_Exercise objective_:
Extract all lines from the data beneath that include the word "Imputation".
· · · · ·
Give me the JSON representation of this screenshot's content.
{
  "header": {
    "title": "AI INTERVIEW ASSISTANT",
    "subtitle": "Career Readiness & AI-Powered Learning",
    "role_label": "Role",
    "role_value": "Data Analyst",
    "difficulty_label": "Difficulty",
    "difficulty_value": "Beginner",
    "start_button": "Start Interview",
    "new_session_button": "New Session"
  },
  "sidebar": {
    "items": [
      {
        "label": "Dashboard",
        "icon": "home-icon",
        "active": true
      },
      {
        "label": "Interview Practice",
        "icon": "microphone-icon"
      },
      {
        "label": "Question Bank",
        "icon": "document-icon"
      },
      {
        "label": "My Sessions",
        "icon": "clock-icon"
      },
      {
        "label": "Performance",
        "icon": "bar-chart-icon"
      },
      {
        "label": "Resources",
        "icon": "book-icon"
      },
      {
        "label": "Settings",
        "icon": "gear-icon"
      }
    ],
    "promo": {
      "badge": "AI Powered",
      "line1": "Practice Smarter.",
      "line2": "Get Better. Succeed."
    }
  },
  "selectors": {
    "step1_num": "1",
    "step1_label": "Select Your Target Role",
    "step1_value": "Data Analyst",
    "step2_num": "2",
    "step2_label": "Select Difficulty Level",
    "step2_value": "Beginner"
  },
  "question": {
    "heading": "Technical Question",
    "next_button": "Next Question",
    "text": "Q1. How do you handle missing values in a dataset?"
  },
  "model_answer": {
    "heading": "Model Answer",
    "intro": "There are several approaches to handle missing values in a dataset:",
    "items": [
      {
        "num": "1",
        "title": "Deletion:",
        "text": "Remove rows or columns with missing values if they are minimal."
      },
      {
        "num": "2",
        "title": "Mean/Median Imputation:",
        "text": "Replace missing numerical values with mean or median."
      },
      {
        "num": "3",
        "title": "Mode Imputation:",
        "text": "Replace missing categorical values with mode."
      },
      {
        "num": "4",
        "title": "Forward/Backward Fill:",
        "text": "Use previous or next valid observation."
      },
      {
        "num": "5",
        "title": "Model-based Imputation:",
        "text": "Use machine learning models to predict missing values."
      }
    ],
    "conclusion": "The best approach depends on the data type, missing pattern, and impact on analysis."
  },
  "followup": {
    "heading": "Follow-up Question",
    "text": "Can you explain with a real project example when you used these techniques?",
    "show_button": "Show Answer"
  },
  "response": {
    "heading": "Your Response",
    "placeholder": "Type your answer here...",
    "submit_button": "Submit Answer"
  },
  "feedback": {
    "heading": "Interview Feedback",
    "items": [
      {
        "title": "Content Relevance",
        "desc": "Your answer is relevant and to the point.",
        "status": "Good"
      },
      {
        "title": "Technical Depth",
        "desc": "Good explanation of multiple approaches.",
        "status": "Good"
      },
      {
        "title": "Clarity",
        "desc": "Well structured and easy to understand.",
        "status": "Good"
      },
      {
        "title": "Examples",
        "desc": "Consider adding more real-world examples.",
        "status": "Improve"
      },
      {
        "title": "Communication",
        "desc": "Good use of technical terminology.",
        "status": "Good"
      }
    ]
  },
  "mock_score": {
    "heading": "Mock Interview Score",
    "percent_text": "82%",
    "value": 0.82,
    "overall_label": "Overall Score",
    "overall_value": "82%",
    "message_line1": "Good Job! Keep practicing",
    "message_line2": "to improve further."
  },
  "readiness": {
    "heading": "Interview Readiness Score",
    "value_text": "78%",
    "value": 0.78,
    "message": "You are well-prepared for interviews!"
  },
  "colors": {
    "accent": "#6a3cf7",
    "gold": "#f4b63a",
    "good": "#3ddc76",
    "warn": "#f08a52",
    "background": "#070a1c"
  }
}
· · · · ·
_Exercise answer_:
        "title": "Mean/Median Imputation:",
        "title": "Mode Imputation:",
        "title": "Model-based Imputation:",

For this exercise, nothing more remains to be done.